(Data extracted from a collection)
- Opening Delimiter -

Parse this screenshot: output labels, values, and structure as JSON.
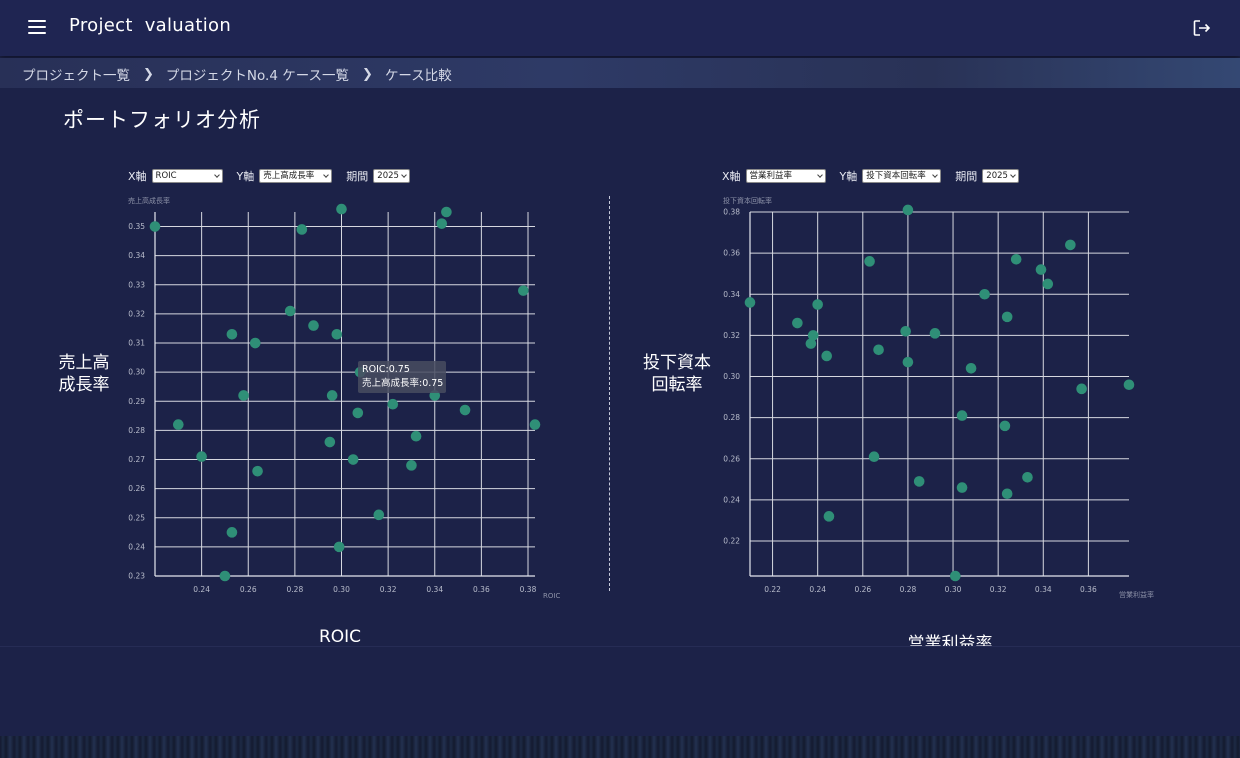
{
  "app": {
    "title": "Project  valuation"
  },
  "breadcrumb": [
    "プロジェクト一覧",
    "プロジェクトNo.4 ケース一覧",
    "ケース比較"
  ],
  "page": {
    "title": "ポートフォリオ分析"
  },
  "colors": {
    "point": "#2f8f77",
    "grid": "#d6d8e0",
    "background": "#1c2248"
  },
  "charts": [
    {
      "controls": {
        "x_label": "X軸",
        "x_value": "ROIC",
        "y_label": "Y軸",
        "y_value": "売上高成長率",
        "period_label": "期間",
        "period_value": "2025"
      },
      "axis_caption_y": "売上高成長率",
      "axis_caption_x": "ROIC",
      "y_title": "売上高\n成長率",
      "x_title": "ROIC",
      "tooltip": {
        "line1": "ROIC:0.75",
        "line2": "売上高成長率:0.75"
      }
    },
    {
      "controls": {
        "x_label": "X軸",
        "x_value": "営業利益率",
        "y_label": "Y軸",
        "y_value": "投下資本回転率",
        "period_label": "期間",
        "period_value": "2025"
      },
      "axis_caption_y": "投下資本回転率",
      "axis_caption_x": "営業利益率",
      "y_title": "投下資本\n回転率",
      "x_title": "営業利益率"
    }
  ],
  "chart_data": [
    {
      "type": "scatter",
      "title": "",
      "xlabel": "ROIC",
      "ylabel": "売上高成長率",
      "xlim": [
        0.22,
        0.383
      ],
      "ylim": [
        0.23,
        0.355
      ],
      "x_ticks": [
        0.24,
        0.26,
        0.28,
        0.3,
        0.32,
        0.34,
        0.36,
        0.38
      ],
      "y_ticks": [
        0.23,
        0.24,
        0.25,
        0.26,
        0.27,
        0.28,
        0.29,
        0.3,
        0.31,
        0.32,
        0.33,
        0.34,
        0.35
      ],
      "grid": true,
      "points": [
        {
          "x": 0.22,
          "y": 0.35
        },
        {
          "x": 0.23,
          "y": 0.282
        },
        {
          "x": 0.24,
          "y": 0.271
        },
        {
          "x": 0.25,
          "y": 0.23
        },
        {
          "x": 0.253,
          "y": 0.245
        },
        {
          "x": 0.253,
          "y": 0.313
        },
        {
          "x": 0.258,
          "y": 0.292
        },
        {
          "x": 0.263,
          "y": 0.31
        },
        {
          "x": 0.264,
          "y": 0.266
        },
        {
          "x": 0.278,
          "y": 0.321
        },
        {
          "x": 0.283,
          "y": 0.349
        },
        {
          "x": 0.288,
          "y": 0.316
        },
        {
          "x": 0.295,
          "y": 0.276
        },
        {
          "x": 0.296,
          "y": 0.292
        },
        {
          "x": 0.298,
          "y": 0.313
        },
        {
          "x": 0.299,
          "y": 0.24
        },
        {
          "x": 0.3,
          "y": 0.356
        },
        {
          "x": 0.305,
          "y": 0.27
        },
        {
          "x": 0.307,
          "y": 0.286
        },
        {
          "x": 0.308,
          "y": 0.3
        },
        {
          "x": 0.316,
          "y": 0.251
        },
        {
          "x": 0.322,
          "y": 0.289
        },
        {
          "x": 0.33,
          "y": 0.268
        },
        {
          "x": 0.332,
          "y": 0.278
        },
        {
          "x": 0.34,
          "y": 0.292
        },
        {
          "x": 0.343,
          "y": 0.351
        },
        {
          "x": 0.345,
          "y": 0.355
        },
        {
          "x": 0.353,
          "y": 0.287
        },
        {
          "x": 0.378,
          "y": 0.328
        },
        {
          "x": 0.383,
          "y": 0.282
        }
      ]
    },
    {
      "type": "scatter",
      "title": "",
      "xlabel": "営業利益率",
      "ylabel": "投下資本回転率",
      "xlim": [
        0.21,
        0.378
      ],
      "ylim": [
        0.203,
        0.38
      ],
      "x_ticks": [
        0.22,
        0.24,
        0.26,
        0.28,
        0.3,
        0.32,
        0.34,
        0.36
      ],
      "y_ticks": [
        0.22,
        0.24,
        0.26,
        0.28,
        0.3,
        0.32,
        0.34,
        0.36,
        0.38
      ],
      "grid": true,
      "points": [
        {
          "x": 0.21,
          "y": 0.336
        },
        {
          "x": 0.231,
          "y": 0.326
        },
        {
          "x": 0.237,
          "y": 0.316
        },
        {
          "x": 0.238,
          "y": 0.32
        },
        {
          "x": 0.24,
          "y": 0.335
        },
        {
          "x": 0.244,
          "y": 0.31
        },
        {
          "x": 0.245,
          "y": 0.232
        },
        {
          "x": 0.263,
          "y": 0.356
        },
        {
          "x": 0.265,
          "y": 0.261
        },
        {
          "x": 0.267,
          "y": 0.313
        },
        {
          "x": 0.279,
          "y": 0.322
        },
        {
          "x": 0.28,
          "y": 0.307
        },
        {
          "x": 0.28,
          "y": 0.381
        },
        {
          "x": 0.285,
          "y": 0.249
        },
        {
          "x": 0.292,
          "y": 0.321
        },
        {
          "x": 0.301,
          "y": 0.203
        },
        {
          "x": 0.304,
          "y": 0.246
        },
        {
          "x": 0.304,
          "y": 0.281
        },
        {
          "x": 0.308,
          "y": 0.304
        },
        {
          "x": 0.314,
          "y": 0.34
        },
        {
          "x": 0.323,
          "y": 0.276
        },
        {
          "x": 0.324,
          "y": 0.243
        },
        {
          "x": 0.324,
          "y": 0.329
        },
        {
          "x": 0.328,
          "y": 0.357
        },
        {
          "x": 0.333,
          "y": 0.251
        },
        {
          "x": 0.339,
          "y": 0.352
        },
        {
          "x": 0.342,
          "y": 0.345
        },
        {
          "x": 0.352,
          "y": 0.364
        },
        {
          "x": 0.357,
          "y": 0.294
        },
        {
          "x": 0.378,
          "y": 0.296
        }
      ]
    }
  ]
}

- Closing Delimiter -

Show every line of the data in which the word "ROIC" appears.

### [Written answer]
        "x_value": "ROIC",
      "axis_caption_x": "ROIC",
      "x_title": "ROIC",
        "line1": "ROIC:0.75",
      "xlabel": "ROIC",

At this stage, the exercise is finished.